→ Your task
If a line in the data holds the string "دانشگاه", list it.

→ Records
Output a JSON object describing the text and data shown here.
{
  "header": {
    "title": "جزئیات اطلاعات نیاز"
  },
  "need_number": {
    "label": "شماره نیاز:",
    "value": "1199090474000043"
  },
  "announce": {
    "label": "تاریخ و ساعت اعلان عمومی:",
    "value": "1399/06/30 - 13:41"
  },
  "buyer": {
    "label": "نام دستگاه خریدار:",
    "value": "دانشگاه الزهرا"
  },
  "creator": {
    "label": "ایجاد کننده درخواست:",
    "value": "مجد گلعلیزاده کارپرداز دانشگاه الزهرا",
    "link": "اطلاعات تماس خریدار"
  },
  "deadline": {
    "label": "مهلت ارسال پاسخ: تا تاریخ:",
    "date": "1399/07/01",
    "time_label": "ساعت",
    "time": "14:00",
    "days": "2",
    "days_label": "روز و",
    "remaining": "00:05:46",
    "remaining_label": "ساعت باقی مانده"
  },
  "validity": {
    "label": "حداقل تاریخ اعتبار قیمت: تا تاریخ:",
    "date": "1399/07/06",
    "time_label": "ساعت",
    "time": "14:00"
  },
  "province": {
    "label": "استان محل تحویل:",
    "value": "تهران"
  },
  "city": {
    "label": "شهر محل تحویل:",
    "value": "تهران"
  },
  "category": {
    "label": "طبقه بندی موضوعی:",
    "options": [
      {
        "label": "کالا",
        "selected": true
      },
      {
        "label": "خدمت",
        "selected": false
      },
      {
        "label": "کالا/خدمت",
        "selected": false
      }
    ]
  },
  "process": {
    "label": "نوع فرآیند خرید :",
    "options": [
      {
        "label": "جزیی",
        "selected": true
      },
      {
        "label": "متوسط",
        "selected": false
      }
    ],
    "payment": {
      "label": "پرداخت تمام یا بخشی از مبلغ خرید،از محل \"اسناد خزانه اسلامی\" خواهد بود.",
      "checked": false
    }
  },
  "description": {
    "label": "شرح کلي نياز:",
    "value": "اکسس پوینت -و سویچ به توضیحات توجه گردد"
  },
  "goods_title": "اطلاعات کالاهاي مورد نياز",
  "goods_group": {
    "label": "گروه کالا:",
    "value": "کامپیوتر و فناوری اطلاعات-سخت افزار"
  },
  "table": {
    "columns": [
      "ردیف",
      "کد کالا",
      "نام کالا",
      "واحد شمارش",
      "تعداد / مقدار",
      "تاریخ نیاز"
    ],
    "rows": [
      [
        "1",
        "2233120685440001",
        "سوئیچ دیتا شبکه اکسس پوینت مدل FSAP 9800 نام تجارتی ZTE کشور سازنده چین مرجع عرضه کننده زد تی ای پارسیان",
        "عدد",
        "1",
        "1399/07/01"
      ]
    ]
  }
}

→ Task output
    "value": "دانشگاه الزهرا"
    "value": "مجد گلعلیزاده کارپرداز دانشگاه الزهرا",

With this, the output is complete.